Several students say a challenge for the Greek system is negative press from predominantly liberal campus newspapers. Christopher Warren, who graduated from the University of Georgia in 2012, said his fraternity consistently struggled with unfair coverage.
“The real thing we faced, even more than the bureaucracy of the university, was the on-campus media,” he says. “It was something we were constantly combating, having negative stories surrounding our fraternity or other fraternities on campus being the highlight in the school newspaper.”
He says negative stories were blown out of proportion and given front-page real estate, while the sparse coverage of Greeks’ philanthropic work was relegated to the back. And Warren says the bias could have been a product of liberal push-back against institutions perceived as bastions of conservatism. Burns noticed the same thing. He described the paper at the University of Indiana as “extremely liberal” and “very, very against the Greek system.” When he travels to promote his publication on other campuses, he says, he consistently hears stories of anti-Greek bias among student journalists.
As for the fraternity members, they don’t seem to mind if some students are put off by their right-wing proclivities. “It seemed that the very liberal students would shun the fraternity system,” Bowen says, “but no one really cared.”

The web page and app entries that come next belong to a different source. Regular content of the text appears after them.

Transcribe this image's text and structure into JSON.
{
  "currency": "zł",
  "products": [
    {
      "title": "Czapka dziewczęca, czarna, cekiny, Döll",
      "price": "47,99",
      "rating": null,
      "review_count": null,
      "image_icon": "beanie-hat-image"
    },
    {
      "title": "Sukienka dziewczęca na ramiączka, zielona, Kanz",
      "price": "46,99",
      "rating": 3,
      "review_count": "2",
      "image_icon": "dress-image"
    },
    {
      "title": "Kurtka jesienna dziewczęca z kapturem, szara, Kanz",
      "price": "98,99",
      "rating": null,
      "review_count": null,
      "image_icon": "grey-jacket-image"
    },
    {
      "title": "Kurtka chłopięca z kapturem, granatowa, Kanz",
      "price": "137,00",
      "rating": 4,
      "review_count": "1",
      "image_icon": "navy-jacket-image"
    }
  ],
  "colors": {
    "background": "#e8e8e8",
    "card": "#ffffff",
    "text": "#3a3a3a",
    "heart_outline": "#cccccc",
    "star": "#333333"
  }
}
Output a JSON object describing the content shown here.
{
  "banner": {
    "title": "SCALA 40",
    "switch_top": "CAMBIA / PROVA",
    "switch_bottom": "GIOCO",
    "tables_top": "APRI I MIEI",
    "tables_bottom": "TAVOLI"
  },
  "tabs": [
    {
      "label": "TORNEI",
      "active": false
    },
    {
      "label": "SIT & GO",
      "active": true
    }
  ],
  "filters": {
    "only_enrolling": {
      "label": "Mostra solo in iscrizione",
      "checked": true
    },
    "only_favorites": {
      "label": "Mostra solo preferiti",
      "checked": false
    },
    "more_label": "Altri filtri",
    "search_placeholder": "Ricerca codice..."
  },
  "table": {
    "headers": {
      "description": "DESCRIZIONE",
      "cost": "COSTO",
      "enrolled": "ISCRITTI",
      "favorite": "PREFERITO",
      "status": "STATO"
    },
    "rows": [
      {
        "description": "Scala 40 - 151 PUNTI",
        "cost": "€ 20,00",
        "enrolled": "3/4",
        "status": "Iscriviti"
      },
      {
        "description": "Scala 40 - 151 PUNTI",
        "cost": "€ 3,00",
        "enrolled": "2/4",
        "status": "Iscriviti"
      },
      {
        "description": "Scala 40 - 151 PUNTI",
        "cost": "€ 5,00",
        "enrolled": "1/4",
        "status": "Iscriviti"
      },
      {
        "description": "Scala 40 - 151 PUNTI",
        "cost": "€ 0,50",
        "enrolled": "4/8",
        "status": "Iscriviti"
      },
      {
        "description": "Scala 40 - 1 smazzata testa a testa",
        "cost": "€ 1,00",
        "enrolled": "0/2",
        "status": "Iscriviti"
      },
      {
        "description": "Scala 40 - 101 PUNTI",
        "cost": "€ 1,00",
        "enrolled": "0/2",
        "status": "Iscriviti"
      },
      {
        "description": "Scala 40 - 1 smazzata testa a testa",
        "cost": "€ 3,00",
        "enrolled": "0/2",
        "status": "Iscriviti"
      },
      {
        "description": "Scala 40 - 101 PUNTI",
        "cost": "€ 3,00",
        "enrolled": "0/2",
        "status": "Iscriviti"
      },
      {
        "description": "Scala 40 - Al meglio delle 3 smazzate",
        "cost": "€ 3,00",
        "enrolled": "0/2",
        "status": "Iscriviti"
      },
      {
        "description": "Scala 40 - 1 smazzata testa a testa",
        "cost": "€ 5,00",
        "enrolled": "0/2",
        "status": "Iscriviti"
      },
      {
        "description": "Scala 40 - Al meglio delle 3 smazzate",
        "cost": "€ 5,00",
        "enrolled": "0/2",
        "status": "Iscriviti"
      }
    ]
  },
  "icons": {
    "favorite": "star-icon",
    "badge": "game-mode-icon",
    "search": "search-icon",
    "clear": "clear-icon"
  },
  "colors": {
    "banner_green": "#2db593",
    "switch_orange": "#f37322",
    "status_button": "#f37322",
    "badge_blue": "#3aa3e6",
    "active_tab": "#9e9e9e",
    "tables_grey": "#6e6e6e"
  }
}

— Betsy Woodruff is a William F. Buckley Fellow at the National Review Institute.